Netflix’s loss is Amazon’s gain, at least in kids’ programming.
Just days after the Los Gatos-based video-on-demand company let its streaming-video rights with Viacom expire, Amazon announced Tuesday a $200 million exclusive licensing deal for hundreds of popular Viacom childrens’ shows, including “SpongeBob SquarePants,” “Blue’s Clues” and “Dora the Explorer.”
The news will come as welcome relief to many parents, who last week lamented the loss of the popular programs that their kids could watch for hours on end, but may be worrisome to Netflix. With the addition of the Viacom shows — almost 4,000 episodes in all — from Nickelodeon, Nick Jr., MTV and Comedy Central, Amazon is bolstering its catalog of exclusive programming in the increasingly competitive streaming video market. The shows will be available for free for Amazon Prime subscribers

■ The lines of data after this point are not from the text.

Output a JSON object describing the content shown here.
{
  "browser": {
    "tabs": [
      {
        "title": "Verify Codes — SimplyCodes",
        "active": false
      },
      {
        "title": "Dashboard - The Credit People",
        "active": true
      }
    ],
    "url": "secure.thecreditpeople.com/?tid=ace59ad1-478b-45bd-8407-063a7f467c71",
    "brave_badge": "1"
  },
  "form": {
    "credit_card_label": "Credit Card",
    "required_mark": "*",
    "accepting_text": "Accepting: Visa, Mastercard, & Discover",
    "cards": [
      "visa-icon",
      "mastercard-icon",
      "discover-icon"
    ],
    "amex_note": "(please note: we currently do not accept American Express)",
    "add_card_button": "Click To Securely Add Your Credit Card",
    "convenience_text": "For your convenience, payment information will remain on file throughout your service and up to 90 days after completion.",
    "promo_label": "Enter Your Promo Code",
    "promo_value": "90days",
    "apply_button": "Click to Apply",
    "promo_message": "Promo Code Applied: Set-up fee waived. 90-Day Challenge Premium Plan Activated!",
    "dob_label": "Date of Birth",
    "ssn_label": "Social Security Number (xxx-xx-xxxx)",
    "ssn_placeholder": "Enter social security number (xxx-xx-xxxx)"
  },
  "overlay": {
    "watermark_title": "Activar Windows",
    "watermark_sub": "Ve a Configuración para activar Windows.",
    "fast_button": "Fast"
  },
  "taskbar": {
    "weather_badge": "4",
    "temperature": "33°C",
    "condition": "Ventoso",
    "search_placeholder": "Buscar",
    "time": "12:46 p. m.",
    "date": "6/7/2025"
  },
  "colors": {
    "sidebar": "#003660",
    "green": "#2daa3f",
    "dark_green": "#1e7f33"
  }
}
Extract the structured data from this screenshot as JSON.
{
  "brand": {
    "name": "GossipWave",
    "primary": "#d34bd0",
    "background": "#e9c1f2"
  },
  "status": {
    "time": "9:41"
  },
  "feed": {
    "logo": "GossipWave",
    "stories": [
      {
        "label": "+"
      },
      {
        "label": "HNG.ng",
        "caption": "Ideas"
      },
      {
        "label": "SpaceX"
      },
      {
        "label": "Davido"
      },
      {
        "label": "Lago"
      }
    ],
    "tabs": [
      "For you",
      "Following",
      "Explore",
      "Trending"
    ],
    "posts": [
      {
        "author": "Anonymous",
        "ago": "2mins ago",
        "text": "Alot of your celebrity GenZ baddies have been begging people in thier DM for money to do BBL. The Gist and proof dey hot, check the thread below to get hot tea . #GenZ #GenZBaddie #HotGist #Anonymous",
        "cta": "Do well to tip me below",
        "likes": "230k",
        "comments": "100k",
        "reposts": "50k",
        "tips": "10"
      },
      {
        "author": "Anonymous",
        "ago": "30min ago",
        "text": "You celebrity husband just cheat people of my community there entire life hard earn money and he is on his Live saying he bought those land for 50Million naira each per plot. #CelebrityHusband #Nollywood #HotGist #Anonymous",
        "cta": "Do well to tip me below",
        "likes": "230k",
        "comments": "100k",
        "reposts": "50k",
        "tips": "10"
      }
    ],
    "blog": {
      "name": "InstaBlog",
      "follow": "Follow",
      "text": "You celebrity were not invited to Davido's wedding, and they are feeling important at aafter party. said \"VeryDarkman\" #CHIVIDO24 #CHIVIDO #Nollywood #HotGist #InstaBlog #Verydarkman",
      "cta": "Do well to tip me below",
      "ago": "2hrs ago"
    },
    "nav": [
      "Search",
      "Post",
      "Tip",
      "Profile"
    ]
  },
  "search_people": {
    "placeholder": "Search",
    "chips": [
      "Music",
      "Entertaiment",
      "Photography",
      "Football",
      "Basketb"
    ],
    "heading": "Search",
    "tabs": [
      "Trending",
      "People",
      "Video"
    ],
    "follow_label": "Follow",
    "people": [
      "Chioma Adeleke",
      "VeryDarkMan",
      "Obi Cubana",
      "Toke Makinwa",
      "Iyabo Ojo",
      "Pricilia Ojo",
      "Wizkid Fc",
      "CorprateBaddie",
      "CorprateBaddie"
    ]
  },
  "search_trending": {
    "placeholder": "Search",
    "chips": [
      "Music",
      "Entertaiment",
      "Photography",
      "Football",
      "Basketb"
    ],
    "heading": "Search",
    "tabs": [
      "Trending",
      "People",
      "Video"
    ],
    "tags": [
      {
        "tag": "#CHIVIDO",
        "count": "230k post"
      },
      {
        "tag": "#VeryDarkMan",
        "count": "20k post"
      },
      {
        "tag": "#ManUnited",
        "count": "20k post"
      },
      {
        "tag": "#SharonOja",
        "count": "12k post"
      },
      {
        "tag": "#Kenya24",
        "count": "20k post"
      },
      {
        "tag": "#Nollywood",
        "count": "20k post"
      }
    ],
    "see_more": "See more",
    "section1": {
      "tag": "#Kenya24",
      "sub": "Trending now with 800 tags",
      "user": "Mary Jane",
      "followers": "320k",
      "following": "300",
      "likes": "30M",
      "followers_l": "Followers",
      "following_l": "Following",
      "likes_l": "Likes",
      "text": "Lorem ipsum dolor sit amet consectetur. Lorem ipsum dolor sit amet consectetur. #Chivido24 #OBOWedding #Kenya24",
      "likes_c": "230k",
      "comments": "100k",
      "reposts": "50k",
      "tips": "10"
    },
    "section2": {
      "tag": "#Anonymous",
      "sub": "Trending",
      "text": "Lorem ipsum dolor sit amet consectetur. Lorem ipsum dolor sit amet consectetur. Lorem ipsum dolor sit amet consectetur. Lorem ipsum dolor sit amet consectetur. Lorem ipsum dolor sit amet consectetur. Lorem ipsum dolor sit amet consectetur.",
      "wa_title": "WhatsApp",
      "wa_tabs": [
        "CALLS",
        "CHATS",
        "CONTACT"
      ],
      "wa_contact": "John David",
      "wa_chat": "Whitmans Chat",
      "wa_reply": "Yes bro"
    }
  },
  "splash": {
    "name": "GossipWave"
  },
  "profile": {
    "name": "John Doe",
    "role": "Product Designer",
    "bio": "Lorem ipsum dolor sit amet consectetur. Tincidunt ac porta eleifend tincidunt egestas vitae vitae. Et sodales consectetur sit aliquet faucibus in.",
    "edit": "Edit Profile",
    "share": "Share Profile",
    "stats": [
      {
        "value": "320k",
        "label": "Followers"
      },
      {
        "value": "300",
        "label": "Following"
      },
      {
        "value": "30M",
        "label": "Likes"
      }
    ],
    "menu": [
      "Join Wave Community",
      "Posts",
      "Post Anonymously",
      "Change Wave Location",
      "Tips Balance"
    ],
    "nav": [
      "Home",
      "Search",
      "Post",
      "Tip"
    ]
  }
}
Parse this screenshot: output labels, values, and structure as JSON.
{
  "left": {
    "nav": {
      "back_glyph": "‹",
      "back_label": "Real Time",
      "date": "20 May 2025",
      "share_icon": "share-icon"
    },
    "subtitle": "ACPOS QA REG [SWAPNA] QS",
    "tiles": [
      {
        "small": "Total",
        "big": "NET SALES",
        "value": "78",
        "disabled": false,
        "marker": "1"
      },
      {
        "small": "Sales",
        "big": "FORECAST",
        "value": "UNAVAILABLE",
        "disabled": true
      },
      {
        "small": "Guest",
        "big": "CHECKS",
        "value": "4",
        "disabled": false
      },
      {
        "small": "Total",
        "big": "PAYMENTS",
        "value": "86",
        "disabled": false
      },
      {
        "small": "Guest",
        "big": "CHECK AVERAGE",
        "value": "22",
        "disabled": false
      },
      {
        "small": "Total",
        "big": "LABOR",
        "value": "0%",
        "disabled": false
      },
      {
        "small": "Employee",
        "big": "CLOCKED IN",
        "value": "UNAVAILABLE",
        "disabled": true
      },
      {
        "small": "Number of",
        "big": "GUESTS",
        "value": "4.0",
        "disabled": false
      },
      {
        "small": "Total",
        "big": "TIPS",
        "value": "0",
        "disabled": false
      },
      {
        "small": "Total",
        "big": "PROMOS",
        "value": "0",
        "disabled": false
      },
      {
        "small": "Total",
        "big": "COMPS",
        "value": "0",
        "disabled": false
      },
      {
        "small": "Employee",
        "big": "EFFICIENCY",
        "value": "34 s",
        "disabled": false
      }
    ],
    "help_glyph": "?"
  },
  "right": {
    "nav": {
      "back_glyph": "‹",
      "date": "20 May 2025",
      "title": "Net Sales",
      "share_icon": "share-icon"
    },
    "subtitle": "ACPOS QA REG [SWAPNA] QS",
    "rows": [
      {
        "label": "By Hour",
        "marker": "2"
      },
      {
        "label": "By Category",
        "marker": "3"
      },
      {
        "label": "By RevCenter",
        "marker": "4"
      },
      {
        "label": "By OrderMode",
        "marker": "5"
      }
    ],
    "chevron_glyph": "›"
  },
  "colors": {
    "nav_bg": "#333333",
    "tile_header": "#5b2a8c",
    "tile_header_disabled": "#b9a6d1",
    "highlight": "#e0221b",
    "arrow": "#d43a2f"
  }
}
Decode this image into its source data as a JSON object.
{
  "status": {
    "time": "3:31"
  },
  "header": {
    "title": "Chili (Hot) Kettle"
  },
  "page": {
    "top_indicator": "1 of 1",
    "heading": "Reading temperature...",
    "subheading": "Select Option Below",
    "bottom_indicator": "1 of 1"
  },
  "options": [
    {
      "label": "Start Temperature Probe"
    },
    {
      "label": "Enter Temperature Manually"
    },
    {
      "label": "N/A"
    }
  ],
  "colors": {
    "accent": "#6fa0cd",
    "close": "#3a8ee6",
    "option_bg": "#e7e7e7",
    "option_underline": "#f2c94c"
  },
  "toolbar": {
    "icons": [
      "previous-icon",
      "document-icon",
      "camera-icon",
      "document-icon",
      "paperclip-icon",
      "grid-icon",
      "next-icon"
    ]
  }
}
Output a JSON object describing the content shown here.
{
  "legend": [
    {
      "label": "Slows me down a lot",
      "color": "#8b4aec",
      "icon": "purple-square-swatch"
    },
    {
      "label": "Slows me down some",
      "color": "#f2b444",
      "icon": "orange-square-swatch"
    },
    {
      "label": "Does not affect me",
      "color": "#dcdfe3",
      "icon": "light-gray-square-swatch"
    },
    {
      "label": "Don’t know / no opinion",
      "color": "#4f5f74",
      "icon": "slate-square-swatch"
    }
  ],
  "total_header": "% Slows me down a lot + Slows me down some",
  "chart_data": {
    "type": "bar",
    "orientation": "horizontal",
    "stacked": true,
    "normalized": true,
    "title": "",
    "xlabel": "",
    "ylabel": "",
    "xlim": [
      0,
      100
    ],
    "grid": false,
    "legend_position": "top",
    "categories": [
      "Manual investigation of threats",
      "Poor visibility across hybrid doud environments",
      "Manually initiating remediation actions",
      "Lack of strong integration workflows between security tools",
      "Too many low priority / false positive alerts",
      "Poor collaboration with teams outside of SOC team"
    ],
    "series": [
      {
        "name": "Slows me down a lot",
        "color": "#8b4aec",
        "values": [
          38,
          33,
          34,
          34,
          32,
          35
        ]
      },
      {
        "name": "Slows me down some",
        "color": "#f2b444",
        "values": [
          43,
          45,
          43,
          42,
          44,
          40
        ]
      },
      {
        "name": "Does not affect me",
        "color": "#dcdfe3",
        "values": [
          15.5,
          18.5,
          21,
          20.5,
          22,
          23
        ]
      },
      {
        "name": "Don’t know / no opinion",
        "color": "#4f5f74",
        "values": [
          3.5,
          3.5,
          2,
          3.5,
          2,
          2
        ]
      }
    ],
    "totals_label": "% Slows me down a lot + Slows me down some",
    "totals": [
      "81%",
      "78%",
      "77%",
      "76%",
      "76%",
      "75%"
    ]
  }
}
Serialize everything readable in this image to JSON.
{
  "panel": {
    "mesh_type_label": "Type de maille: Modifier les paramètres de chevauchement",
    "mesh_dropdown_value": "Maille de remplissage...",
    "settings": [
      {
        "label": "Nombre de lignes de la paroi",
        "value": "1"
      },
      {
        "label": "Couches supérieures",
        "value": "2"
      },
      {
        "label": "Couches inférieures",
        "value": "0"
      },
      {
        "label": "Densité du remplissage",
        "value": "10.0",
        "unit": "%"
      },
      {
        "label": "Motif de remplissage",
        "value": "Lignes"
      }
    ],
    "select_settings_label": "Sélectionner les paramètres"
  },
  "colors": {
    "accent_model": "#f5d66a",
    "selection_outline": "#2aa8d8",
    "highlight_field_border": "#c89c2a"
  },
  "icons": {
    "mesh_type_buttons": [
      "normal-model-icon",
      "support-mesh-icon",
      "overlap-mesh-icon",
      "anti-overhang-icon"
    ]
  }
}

“Kids’ shows are one of the most watched TV genres on Prime Instant Video,” Bill Carr, vice president of Digital Video and Music for Amazon, said in a news release. “And this expanded deal will now bring customers the largest subscription selection of Nickelodeon and Nick Jr. TV shows online, anywhere.”
Why would Netflix give up such popular programming? Money. After inking a series of pricey streaming deals in the past year, Netflix had to look at what was most cost-effective, and it decided Viacom’s hits could be made up through other programming. “As we continue to focus on exclusive and curated content, our willingness to pay for non-exclusive, bulk content deals declines,” Netflix said in its April earnings report.
But Netflix’s arsenal is still stocked through an exclusive deal it signed in May with Disney and DreamWorks Animation for a slate of popular kids’ shows, such as “My Little Pony,” “Transformers” and “Jake and the Never Land Pirates.” That’s in addition to December’s blockbuster rights deal for Disney films, including Pixar’s catalog, Marvel superhero movies and the new “Star Wars” releases.
According to a new report from NPD Group, TV shows account for 80 percent of all streaming content, and 89 percent of that comes from Netflix. Hulu Plus comes in a far second, at 10 percent, and Amazon Prime lags even further, though it doubled its market share to 2 percent over the past year. “Neither pose an immediate threat to Netflix,” Russ Crupnick, NPD senior vice president of industry analysis, said in a statement.
The Viacom contract is Amazon’s biggest licensing deal to date, AllThingsD reported. And the Seattle-based Internet giant is working hard to make up the gap. It has also recently inked exclusive deals for select NBCUniversal shows, such as NBC’s “Grimm” and “Hannibal,” and USA’s “Suits” and “Covert Affairs,” and PBS’s imported hit “Downton Abbey.”
Photo by AP/Nick Jr.